We observed a time gap between racial groups, with Asian students spending the most time on homework (nearly two hours a day). Similarly, we observe a time gap by the students’ family income.
Homework is basically tasks that the students have to perform at home. Interestingly, there have been numerous debates regarding whether homework is suitable or not. Those who are against homework generally raise an interesting point.
As long as homework does not put too much pressure on students, the benefits of school assignments are clear. Pupils learn to manage their time better, organize their projects better, reread all the class material, learn to find information from other sources, and even learn how to work independently.
Homework dominates after-school time in many households and has been dubbed the 21st century’s “new family dinner.” Overtired children complain and collapse. Exasperated parents cajole and nag.
When the homework starts piling up, and motivation low, it’s pretty common to start questioning what the point of it all is: Should kids have this much homework? Why is homework important even? In this post, we cover why homework is important for students, and 8 ways you can make homework helpful again.
The time students spend on academics outside of school is one way to increase student performance. According to Paschal et al. (200 1 ), the amount of home stimulation students receive can.
High school students who work with five teachers in different curriculum areas may find themselves with 17.5 hours or more of homework a week, which is the equivalent of a part-time job.

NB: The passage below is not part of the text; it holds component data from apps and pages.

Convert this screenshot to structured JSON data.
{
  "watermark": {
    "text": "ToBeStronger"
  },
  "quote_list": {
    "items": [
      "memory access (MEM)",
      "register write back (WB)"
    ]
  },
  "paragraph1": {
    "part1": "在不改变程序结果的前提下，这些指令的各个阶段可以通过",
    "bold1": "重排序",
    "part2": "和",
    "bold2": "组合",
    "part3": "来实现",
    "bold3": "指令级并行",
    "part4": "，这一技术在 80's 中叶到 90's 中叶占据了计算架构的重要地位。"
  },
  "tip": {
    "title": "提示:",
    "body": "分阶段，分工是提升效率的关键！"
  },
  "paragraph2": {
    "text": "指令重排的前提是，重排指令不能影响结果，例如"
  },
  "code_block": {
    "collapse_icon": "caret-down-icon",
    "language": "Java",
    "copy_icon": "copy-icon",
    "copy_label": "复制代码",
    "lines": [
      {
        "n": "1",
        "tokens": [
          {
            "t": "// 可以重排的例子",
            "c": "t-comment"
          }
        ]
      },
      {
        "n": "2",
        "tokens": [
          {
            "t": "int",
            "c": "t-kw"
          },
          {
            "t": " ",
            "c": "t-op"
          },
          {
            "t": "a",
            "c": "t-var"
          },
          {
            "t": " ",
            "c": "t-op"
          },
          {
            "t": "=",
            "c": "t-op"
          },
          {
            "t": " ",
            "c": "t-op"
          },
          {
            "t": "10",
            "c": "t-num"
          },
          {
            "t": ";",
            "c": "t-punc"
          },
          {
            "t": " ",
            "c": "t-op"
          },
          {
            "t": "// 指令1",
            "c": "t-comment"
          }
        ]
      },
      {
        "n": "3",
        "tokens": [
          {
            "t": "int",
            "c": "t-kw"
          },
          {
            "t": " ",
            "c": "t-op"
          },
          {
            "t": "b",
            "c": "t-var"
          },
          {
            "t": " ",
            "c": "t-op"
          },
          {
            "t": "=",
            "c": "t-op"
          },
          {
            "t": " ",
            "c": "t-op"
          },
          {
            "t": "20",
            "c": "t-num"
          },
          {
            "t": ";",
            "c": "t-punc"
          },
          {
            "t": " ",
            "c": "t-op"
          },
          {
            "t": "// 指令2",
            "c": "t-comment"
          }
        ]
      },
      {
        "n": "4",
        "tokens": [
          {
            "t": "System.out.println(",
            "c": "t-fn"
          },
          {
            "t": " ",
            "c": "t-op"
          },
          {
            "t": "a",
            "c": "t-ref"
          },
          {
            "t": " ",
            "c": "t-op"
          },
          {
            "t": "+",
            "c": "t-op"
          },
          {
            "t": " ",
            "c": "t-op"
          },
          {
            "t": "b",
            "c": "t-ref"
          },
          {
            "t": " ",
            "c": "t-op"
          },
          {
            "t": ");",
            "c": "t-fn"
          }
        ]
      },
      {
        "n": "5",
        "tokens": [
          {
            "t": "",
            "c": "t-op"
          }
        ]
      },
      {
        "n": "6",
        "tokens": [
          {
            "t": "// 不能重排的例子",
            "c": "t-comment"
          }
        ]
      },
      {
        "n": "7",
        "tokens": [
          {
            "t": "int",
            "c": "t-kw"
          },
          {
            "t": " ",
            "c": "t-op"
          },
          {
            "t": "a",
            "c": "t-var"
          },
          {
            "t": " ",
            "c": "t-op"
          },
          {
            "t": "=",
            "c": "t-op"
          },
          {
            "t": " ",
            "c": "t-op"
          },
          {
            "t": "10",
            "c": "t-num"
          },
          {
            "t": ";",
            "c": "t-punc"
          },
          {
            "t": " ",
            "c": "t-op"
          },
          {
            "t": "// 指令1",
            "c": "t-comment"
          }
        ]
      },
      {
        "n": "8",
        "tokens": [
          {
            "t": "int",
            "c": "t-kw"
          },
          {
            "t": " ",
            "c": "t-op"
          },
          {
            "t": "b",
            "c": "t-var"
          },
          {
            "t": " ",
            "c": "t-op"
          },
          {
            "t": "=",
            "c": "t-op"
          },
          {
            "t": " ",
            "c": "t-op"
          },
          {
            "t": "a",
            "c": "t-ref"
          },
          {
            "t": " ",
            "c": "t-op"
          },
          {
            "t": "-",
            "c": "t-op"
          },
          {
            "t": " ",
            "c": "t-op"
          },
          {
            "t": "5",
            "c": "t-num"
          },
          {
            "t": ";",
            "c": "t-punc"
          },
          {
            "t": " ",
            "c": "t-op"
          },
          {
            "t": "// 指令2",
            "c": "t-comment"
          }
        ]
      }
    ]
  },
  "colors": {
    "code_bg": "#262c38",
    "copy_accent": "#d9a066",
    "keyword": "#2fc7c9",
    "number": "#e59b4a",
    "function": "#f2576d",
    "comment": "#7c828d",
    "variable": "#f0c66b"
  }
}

Five Reasons to Use Games in the Classroom Thanks to its partnership with publisher Eye on Education, Education World is pleased to present this blog post by Rebekah Stathakis, author of A Good Start:147 Warm-Up Activities for Spanish Class. I have always enjoyed playing games.